### What is being asked
What is needed is a verbatim copy of the data, minus the pictures.

### Available data
=======

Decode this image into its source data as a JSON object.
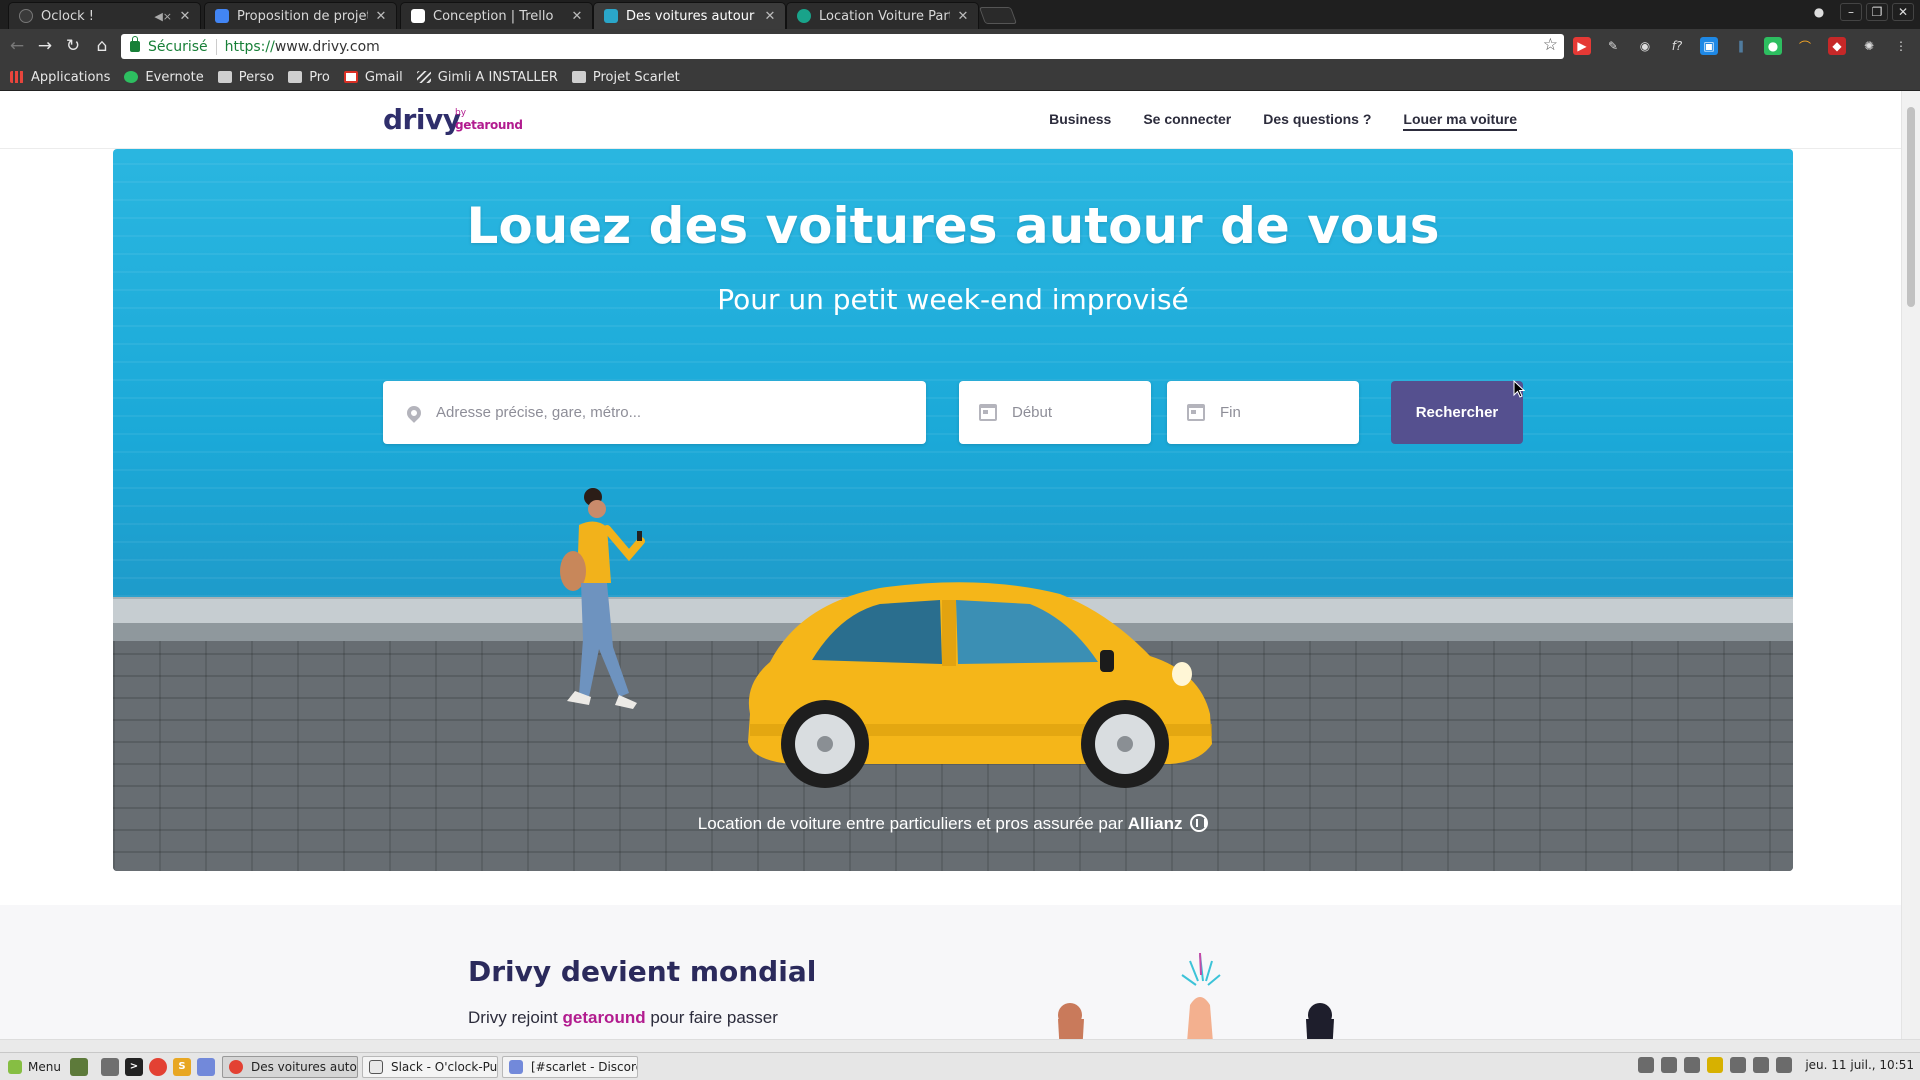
{
  "browser": {
    "tabs": [
      {
        "label": "Oclock !",
        "favicon_color": "#3a3a3a",
        "muted": true,
        "active": false
      },
      {
        "label": "Proposition de projet - G",
        "favicon_color": "#4285f4",
        "muted": false,
        "active": false
      },
      {
        "label": "Conception | Trello",
        "favicon_color": "#ffffff",
        "muted": false,
        "active": false
      },
      {
        "label": "Des voitures autour de",
        "favicon_color": "#2aa6c9",
        "muted": false,
        "active": true
      },
      {
        "label": "Location Voiture Particu",
        "favicon_color": "#19a38a",
        "muted": false,
        "active": false
      }
    ],
    "secure_label": "Sécurisé",
    "url_scheme": "https://",
    "url_host": "www.drivy.com",
    "bookmarks": [
      {
        "label": "Applications",
        "icon": "apps-grid-icon",
        "color": "#e8453c"
      },
      {
        "label": "Evernote",
        "icon": "evernote-icon",
        "color": "#2dbe60"
      },
      {
        "label": "Perso",
        "icon": "folder-icon",
        "color": "#cfcfcf"
      },
      {
        "label": "Pro",
        "icon": "folder-icon",
        "color": "#cfcfcf"
      },
      {
        "label": "Gmail",
        "icon": "gmail-icon",
        "color": "#d93025"
      },
      {
        "label": "Gimli A INSTALLER",
        "icon": "link-icon",
        "color": "#dddddd"
      },
      {
        "label": "Projet Scarlet",
        "icon": "folder-icon",
        "color": "#cfcfcf"
      }
    ]
  },
  "site": {
    "logo": "drivy",
    "logo_by": "by",
    "logo_partner": "getaround",
    "nav": [
      "Business",
      "Se connecter",
      "Des questions ?",
      "Louer ma voiture"
    ],
    "hero": {
      "title": "Louez des voitures autour de vous",
      "subtitle": "Pour un petit week-end improvisé",
      "address_placeholder": "Adresse précise, gare, métro...",
      "start_placeholder": "Début",
      "end_placeholder": "Fin",
      "search_label": "Rechercher",
      "insurance_text": "Location de voiture entre particuliers et pros assurée par",
      "insurer": "Allianz"
    },
    "section": {
      "title": "Drivy devient mondial",
      "text_before": "Drivy rejoint",
      "text_brand": "getaround",
      "text_after": "pour faire passer"
    }
  },
  "taskbar": {
    "menu_label": "Menu",
    "windows": [
      {
        "label": "Des voitures autour ...",
        "active": true,
        "color": "#2aa6c9"
      },
      {
        "label": "Slack - O'clock-Pulsar",
        "active": false,
        "color": "#4a4a4a"
      },
      {
        "label": "[#scarlet - Discord]",
        "active": false,
        "color": "#7289da"
      }
    ],
    "clock": "jeu. 11 juil., 10:51"
  },
  "colors": {
    "brand": "#2f2e6b",
    "partner": "#b21c8f",
    "button": "#55508f",
    "hero_sky": "#1ba9d8"
  }
}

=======

### Answer to the problem
Decode this image into its source data as a JSON object.
{
  "browser": {
    "tabs": [
      {
        "label": "Oclock !",
        "favicon_color": "#3a3a3a",
        "muted": true,
        "active": false
      },
      {
        "label": "Proposition de projet - G",
        "favicon_color": "#4285f4",
        "muted": false,
        "active": false
      },
      {
        "label": "Conception | Trello",
        "favicon_color": "#ffffff",
        "muted": false,
        "active": false
      },
      {
        "label": "Des voitures autour de",
        "favicon_color": "#2aa6c9",
        "muted": false,
        "active": true
      },
      {
        "label": "Location Voiture Particu",
        "favicon_color": "#19a38a",
        "muted": false,
        "active": false
      }
    ],
    "secure_label": "Sécurisé",
    "url_scheme": "https://",
    "url_host": "www.drivy.com",
    "bookmarks": [
      {
        "label": "Applications",
        "icon": "apps-grid-icon",
        "color": "#e8453c"
      },
      {
        "label": "Evernote",
        "icon": "evernote-icon",
        "color": "#2dbe60"
      },
      {
        "label": "Perso",
        "icon": "folder-icon",
        "color": "#cfcfcf"
      },
      {
        "label": "Pro",
        "icon": "folder-icon",
        "color": "#cfcfcf"
      },
      {
        "label": "Gmail",
        "icon": "gmail-icon",
        "color": "#d93025"
      },
      {
        "label": "Gimli A INSTALLER",
        "icon": "link-icon",
        "color": "#dddddd"
      },
      {
        "label": "Projet Scarlet",
        "icon": "folder-icon",
        "color": "#cfcfcf"
      }
    ]
  },
  "site": {
    "logo": "drivy",
    "logo_by": "by",
    "logo_partner": "getaround",
    "nav": [
      "Business",
      "Se connecter",
      "Des questions ?",
      "Louer ma voiture"
    ],
    "hero": {
      "title": "Louez des voitures autour de vous",
      "subtitle": "Pour un petit week-end improvisé",
      "address_placeholder": "Adresse précise, gare, métro...",
      "start_placeholder": "Début",
      "end_placeholder": "Fin",
      "search_label": "Rechercher",
      "insurance_text": "Location de voiture entre particuliers et pros assurée par",
      "insurer": "Allianz"
    },
    "section": {
      "title": "Drivy devient mondial",
      "text_before": "Drivy rejoint",
      "text_brand": "getaround",
      "text_after": "pour faire passer"
    }
  },
  "taskbar": {
    "menu_label": "Menu",
    "windows": [
      {
        "label": "Des voitures autour ...",
        "active": true,
        "color": "#2aa6c9"
      },
      {
        "label": "Slack - O'clock-Pulsar",
        "active": false,
        "color": "#4a4a4a"
      },
      {
        "label": "[#scarlet - Discord]",
        "active": false,
        "color": "#7289da"
      }
    ],
    "clock": "jeu. 11 juil., 10:51"
  },
  "colors": {
    "brand": "#2f2e6b",
    "partner": "#b21c8f",
    "button": "#55508f",
    "hero_sky": "#1ba9d8"
  }
}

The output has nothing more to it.